Stubbs is a good fantasy player whose low average holds him back. He'll provide more steals and runs than either Choo or Rasmus, but in terms of his home run and RBI outlook he's fairly similar. Rasmus, and certainly Choo, might give your team positive contributions in average, whereas Stubbs is pretty assuredly going to hit in the .250 range. In a vacuum, I'd take Stubbs over Garza because of the prevalence of good pitchers this season.
Now that we know how each aspect of the trade rates individually, it's time to consider them together and then within the context of each team's roster. JN turns Dunn into Cuddyer, a vast improvement, and solidly upgrades his starting pitching from Chacin to Sanchez. He also takes a risk, and a small downgrade, by giving up Rasmus for the injured Choo and swaps Drew Stubbs for Matt Garza, additionally bolstering his pitching. In terms of pure value, it seems like JN is making off better, largely because he is able to get a big improvement on offense (Cuddyer over Dunn) without really losing much in the other swaps.

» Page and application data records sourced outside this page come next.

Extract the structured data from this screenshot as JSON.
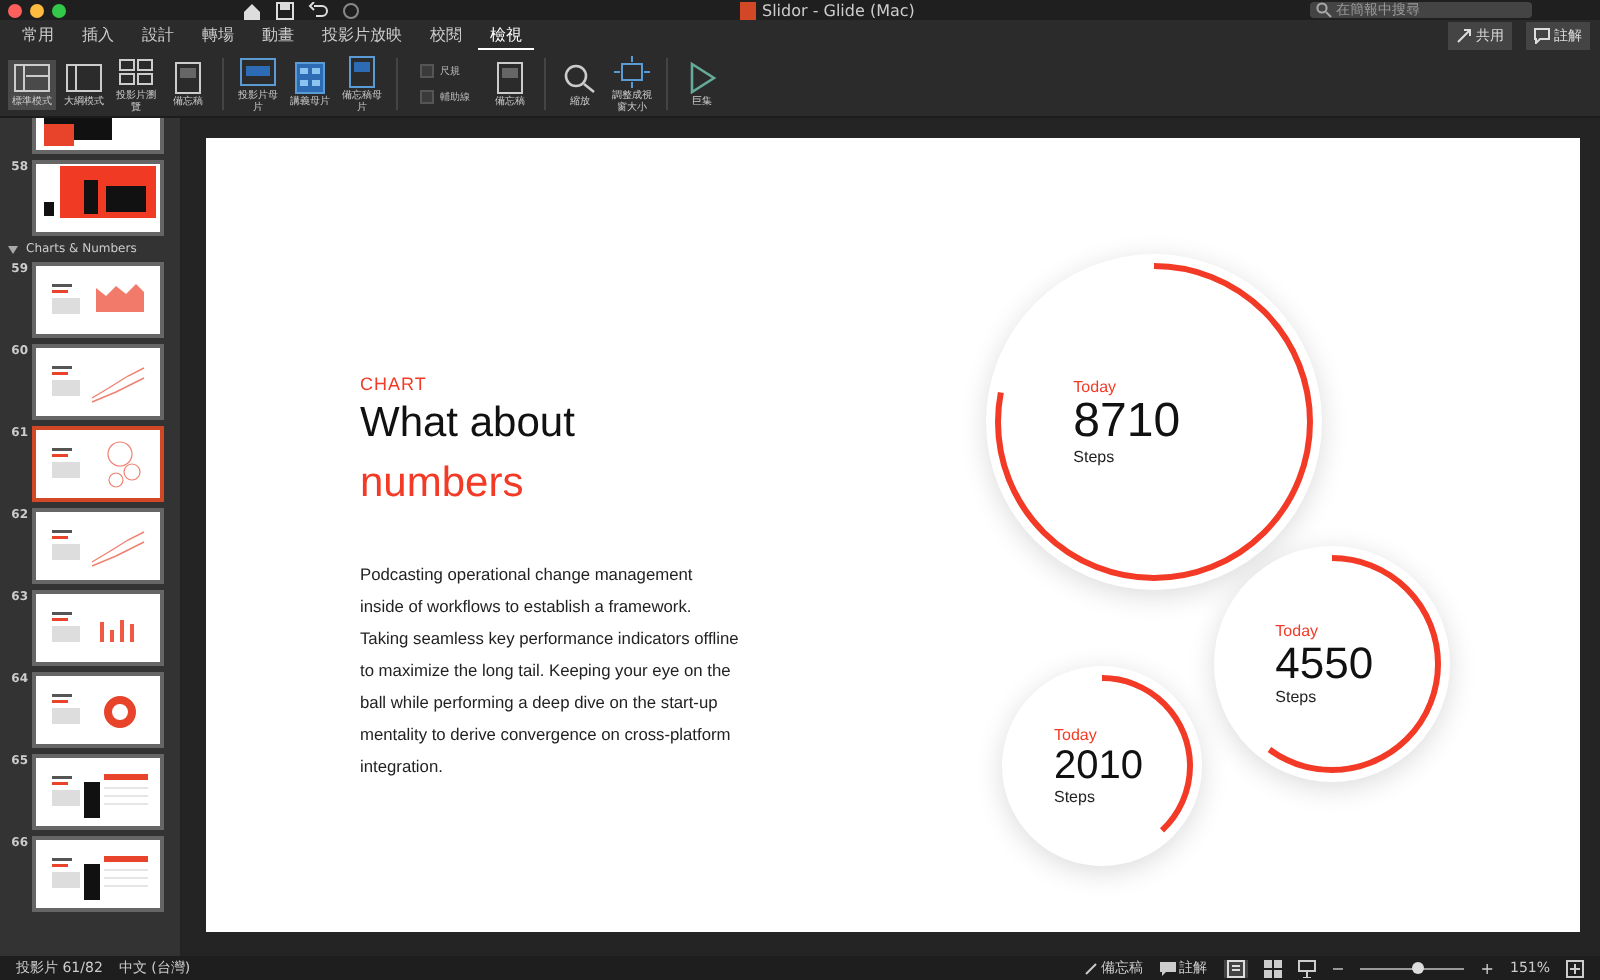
{
  "window": {
    "title": "Slidor - Glide (Mac)",
    "search": {
      "placeholder": "在簡報中搜尋"
    }
  },
  "header_buttons": [
    {
      "label": "共用",
      "kind": "share"
    },
    {
      "label": "註解",
      "kind": "comment"
    }
  ],
  "tabs": [
    {
      "label": "常用",
      "selected": false
    },
    {
      "label": "插入",
      "selected": false
    },
    {
      "label": "設計",
      "selected": false
    },
    {
      "label": "轉場",
      "selected": false
    },
    {
      "label": "動畫",
      "selected": false
    },
    {
      "label": "投影片放映",
      "selected": false
    },
    {
      "label": "校閱",
      "selected": false
    },
    {
      "label": "檢視",
      "selected": true
    }
  ],
  "ribbon": [
    {
      "kind": "button",
      "label": "標準模式",
      "selected": true
    },
    {
      "kind": "button",
      "label": "大綱模式",
      "selected": false
    },
    {
      "kind": "button",
      "label": "投影片瀏覽",
      "selected": false
    },
    {
      "kind": "button",
      "label": "備忘稿",
      "selected": false
    },
    {
      "kind": "sep"
    },
    {
      "kind": "button",
      "label": "投影片母片",
      "selected": false
    },
    {
      "kind": "button",
      "label": "講義母片",
      "selected": false
    },
    {
      "kind": "button",
      "label": "備忘稿母片",
      "selected": false
    },
    {
      "kind": "sep"
    },
    {
      "kind": "checks",
      "items": [
        {
          "label": "尺規",
          "checked": false
        },
        {
          "label": "輔助線",
          "checked": false
        }
      ]
    },
    {
      "kind": "button",
      "label": "備忘稿",
      "selected": false
    },
    {
      "kind": "sep"
    },
    {
      "kind": "button",
      "label": "縮放",
      "selected": false
    },
    {
      "kind": "button",
      "label": "調整成視窗大小",
      "selected": false
    },
    {
      "kind": "sep"
    },
    {
      "kind": "button",
      "label": "巨集",
      "selected": false
    }
  ],
  "sidebar": {
    "items": [
      {
        "kind": "slide",
        "selected": false
      },
      {
        "kind": "slide",
        "number": "58",
        "selected": false
      },
      {
        "kind": "section",
        "label": "Charts & Numbers"
      },
      {
        "kind": "slide",
        "number": "59",
        "selected": false
      },
      {
        "kind": "slide",
        "number": "60",
        "selected": false
      },
      {
        "kind": "slide",
        "number": "61",
        "selected": true
      },
      {
        "kind": "slide",
        "number": "62",
        "selected": false
      },
      {
        "kind": "slide",
        "number": "63",
        "selected": false
      },
      {
        "kind": "slide",
        "number": "64",
        "selected": false
      },
      {
        "kind": "slide",
        "number": "65",
        "selected": false
      },
      {
        "kind": "slide",
        "number": "66",
        "selected": false
      }
    ]
  },
  "slide": {
    "eyebrow": "CHART",
    "title_lines": [
      "What about",
      "numbers"
    ],
    "body": "Podcasting operational change management inside of workflows to establish a framework. Taking seamless key performance indicators offline to maximize the long tail. Keeping your eye on the ball while performing a deep dive on the start-up mentality to derive convergence on cross-platform integration.",
    "stats": [
      {
        "label": "Today",
        "value": "8710",
        "unit": "Steps",
        "level": 0.78
      },
      {
        "label": "Today",
        "value": "4550",
        "unit": "Steps",
        "level": 0.6
      },
      {
        "label": "Today",
        "value": "2010",
        "unit": "Steps",
        "level": 0.38
      }
    ]
  },
  "status_bar": {
    "slide": "投影片 61/82",
    "language": "中文 (台灣)",
    "notes": "備忘稿",
    "comments": "註解",
    "zoom": {
      "out": "−",
      "in": "+",
      "level": 0.55,
      "reading": "151%"
    }
  }
}
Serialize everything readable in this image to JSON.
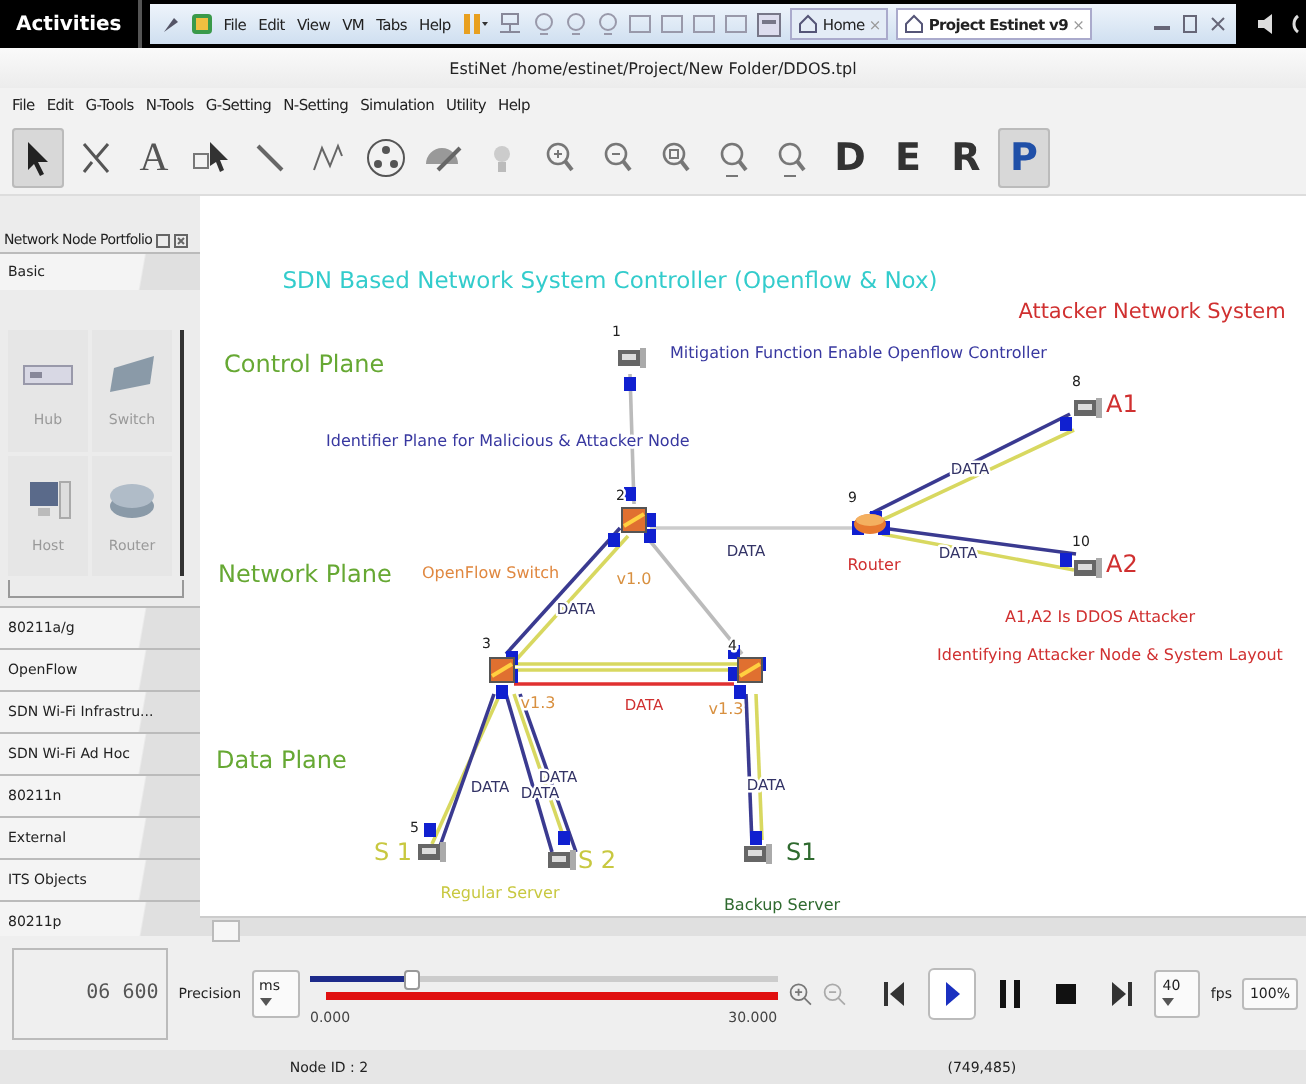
{
  "top_bar": {
    "activities": "Activities",
    "menu": [
      "File",
      "Edit",
      "View",
      "VM",
      "Tabs",
      "Help"
    ],
    "tabs": [
      {
        "label": "Home",
        "close": "×",
        "selected": false
      },
      {
        "label": "Project Estinet v9",
        "close": "×",
        "selected": true
      }
    ]
  },
  "window": {
    "title": "EstiNet  /home/estinet/Project/New Folder/DDOS.tpl"
  },
  "menu": [
    "File",
    "Edit",
    "G-Tools",
    "N-Tools",
    "G-Setting",
    "N-Setting",
    "Simulation",
    "Utility",
    "Help"
  ],
  "toolbar": [
    {
      "kind": "pointer",
      "selected": true
    },
    {
      "kind": "cut",
      "selected": false
    },
    {
      "kind": "text",
      "label": "A",
      "selected": false
    },
    {
      "kind": "select-area",
      "selected": false
    },
    {
      "kind": "link",
      "selected": false
    },
    {
      "kind": "wave",
      "selected": false
    },
    {
      "kind": "group",
      "selected": false
    },
    {
      "kind": "protractor",
      "selected": false
    },
    {
      "kind": "bulb",
      "selected": false
    },
    {
      "kind": "zoom-in",
      "selected": false
    },
    {
      "kind": "zoom-out",
      "selected": false
    },
    {
      "kind": "zoom-fit",
      "selected": false
    },
    {
      "kind": "zoom-all",
      "selected": false
    },
    {
      "kind": "zoom-100",
      "selected": false
    },
    {
      "kind": "letter",
      "label": "D",
      "selected": false
    },
    {
      "kind": "letter",
      "label": "E",
      "selected": false
    },
    {
      "kind": "letter",
      "label": "R",
      "selected": false
    },
    {
      "kind": "letter",
      "label": "P",
      "selected": true
    }
  ],
  "portfolio": {
    "title": "Network Node Portfolio",
    "groups": [
      {
        "label": "Basic",
        "expanded": true,
        "items": [
          {
            "label": "Hub",
            "kind": "hub"
          },
          {
            "label": "Switch",
            "kind": "switch"
          },
          {
            "label": "Host",
            "kind": "host"
          },
          {
            "label": "Router",
            "kind": "router"
          }
        ]
      },
      {
        "label": "80211a/g",
        "expanded": false
      },
      {
        "label": "OpenFlow",
        "expanded": false
      },
      {
        "label": "SDN Wi-Fi Infrastru...",
        "expanded": false
      },
      {
        "label": "SDN Wi-Fi Ad Hoc",
        "expanded": false
      },
      {
        "label": "80211n",
        "expanded": false
      },
      {
        "label": "External",
        "expanded": false
      },
      {
        "label": "ITS Objects",
        "expanded": false
      },
      {
        "label": "80211p",
        "expanded": false
      }
    ]
  },
  "diagram": {
    "labels": [
      {
        "text": "SDN Based Network System Controller (Openflow & Nox)",
        "kind": "title",
        "color": "#33cccc"
      },
      {
        "text": "Attacker Network System",
        "kind": "heading",
        "color": "#d03030"
      },
      {
        "text": "Control Plane",
        "kind": "plane",
        "color": "#66a833"
      },
      {
        "text": "Mitigation Function Enable Openflow Controller",
        "kind": "note",
        "color": "#3838a0"
      },
      {
        "text": "Identifier Plane for Malicious & Attacker Node",
        "kind": "note",
        "color": "#3838a0"
      },
      {
        "text": "Network Plane",
        "kind": "plane",
        "color": "#66a833"
      },
      {
        "text": "OpenFlow Switch",
        "kind": "note",
        "color": "#e08840"
      },
      {
        "text": "v1.0",
        "kind": "version",
        "color": "#d89040"
      },
      {
        "text": "DATA",
        "kind": "link",
        "color": "#333366"
      },
      {
        "text": "Router",
        "kind": "note",
        "color": "#d03030"
      },
      {
        "text": "A1",
        "kind": "node",
        "color": "#d03030"
      },
      {
        "text": "DATA",
        "kind": "link",
        "color": "#333366"
      },
      {
        "text": "A2",
        "kind": "node",
        "color": "#d03030"
      },
      {
        "text": "DATA",
        "kind": "link",
        "color": "#333366"
      },
      {
        "text": "A1,A2 Is DDOS Attacker",
        "kind": "note",
        "color": "#d03030"
      },
      {
        "text": "Identifying Attacker Node & System Layout",
        "kind": "note",
        "color": "#d03030"
      },
      {
        "text": "DATA",
        "kind": "link",
        "color": "#333366"
      },
      {
        "text": "v1.3",
        "kind": "version",
        "color": "#d89040"
      },
      {
        "text": "DATA",
        "kind": "link",
        "color": "#d03030"
      },
      {
        "text": "v1.3",
        "kind": "version",
        "color": "#d89040"
      },
      {
        "text": "Data Plane",
        "kind": "plane",
        "color": "#66a833"
      },
      {
        "text": "DATA",
        "kind": "link",
        "color": "#333366"
      },
      {
        "text": "DATA",
        "kind": "link",
        "color": "#333366"
      },
      {
        "text": "DATA",
        "kind": "link",
        "color": "#333366"
      },
      {
        "text": "DATA",
        "kind": "link",
        "color": "#333366"
      },
      {
        "text": "S 1",
        "kind": "node",
        "color": "#c8c840"
      },
      {
        "text": "S 2",
        "kind": "node",
        "color": "#c8c840"
      },
      {
        "text": "S1",
        "kind": "node",
        "color": "#2f6a2f"
      },
      {
        "text": "Regular Server",
        "kind": "note",
        "color": "#c8c840"
      },
      {
        "text": "Backup Server",
        "kind": "note",
        "color": "#2f6a2f"
      }
    ],
    "nodes": [
      {
        "number": "1",
        "kind": "host"
      },
      {
        "number": "2",
        "kind": "switch"
      },
      {
        "number": "3",
        "kind": "switch"
      },
      {
        "number": "4",
        "kind": "switch"
      },
      {
        "number": "5",
        "kind": "host"
      },
      {
        "kind": "host"
      },
      {
        "kind": "host"
      },
      {
        "number": "8",
        "kind": "host"
      },
      {
        "number": "9",
        "kind": "router"
      },
      {
        "number": "10",
        "kind": "host"
      }
    ]
  },
  "playback": {
    "time": "06 600",
    "precision_label": "Precision",
    "precision": "ms",
    "level": 0.22,
    "start": "0.000",
    "end": "30.000",
    "controls": [
      {
        "kind": "first",
        "selected": false
      },
      {
        "kind": "play",
        "selected": true
      },
      {
        "kind": "pause",
        "selected": false
      },
      {
        "kind": "stop",
        "selected": false
      },
      {
        "kind": "last",
        "selected": false
      }
    ],
    "fps": "40",
    "fps_label": "fps",
    "zoom": "100%"
  },
  "status_bar": {
    "node": "Node ID : 2",
    "coords": "(749,485)"
  }
}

As for how this fits with each team, it is reasonably sensible for both, but much better for JN. JN is first or second in every batting category, except for batting average where he is below average, but is not doing as well in the pitching categories. Therefore grabbing two good pitchers (Garza and Sanchez) while only giving up one solid one (Chacin) makes a lot of sense. Trading Stubbs, Rasmus, and Dunn likely won't have too much of an impact because JN's offense is already very strong. Rasmus didn't start normally anyways and Dunn will be replaced by the superior Cuddyer, but there will be a downgrade when Danny Espinosa slides into the lineup to replace Stubbs. All in all, there's not much, if any, value lost on offense, and when you consider the possibility that Choo comes back and plays like he did the previous two seasons, this trade seems like a no-brainer for JN.
Meanwhile, SS ranks second-to-last in steals and first in batting average; thus the addition of Stubbs is a nice fit, since he needs help in steals and can handle the underwhelming average. Getting Rasmus is also a good move since that means both Casey McGehee and Chris Heisey, with his inconsistent playing time, can be pushed to the bench. SS needs help in wins, ERA, and WHIP, too, though, and this trade weakens him in all three categories.
The biggest problem, however, is that SS will have to go shopping in the free agency pool for a second baseman to replace Cuddyer. He has players he shouldn't hesitate to drop (McGehee for instance), but the options simply are not very appealing. The loss in pitching can be made up for with the additions of Stubbs and Rasmus, but I just can't overlook the fact that Dunn would have to actually do something for this trade to be a good one for SS. I'm not counting on that, and unless SS is, I don't think this is a trade he should do. Perhaps swapping Espinosa in for Dunn makes this trade more viable, as that would give SS a second baseman while not changing the outlook for JN all that much--Dunn (or someone else) would simply occupy the utility spot in place of Espinosa presumably until Choo came off the disabled list.